### Task to complete
Once the pictures are removed, reproduce what is left of the data below exactly.

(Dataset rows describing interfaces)
=== Begin Enclosure ===

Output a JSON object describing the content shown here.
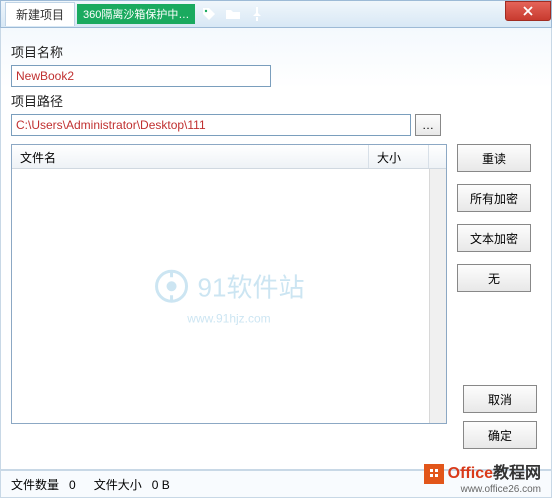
{
  "titlebar": {
    "title": "新建项目",
    "sandbox_tag": "360隔离沙箱保护中…"
  },
  "labels": {
    "project_name": "项目名称",
    "project_path": "项目路径"
  },
  "inputs": {
    "project_name_value": "NewBook2",
    "project_path_value": "C:\\Users\\Administrator\\Desktop\\111",
    "browse_label": "…"
  },
  "file_list": {
    "col_filename": "文件名",
    "col_size": "大小"
  },
  "buttons": {
    "reread": "重读",
    "encrypt_all": "所有加密",
    "encrypt_text": "文本加密",
    "none": "无",
    "cancel": "取消",
    "ok": "确定"
  },
  "status": {
    "file_count_label": "文件数量",
    "file_count_value": "0",
    "file_size_label": "文件大小",
    "file_size_value": "0 B"
  },
  "watermark": {
    "text": "91软件站",
    "url": "www.91hjz.com"
  },
  "branding": {
    "office": "Office",
    "suffix": "教程网",
    "url": "www.office26.com"
  }
}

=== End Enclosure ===

### Written answer
Output a JSON object describing the content shown here.
{
  "titlebar": {
    "title": "新建项目",
    "sandbox_tag": "360隔离沙箱保护中…"
  },
  "labels": {
    "project_name": "项目名称",
    "project_path": "项目路径"
  },
  "inputs": {
    "project_name_value": "NewBook2",
    "project_path_value": "C:\\Users\\Administrator\\Desktop\\111",
    "browse_label": "…"
  },
  "file_list": {
    "col_filename": "文件名",
    "col_size": "大小"
  },
  "buttons": {
    "reread": "重读",
    "encrypt_all": "所有加密",
    "encrypt_text": "文本加密",
    "none": "无",
    "cancel": "取消",
    "ok": "确定"
  },
  "status": {
    "file_count_label": "文件数量",
    "file_count_value": "0",
    "file_size_label": "文件大小",
    "file_size_value": "0 B"
  },
  "watermark": {
    "text": "91软件站",
    "url": "www.91hjz.com"
  },
  "branding": {
    "office": "Office",
    "suffix": "教程网",
    "url": "www.office26.com"
  }
}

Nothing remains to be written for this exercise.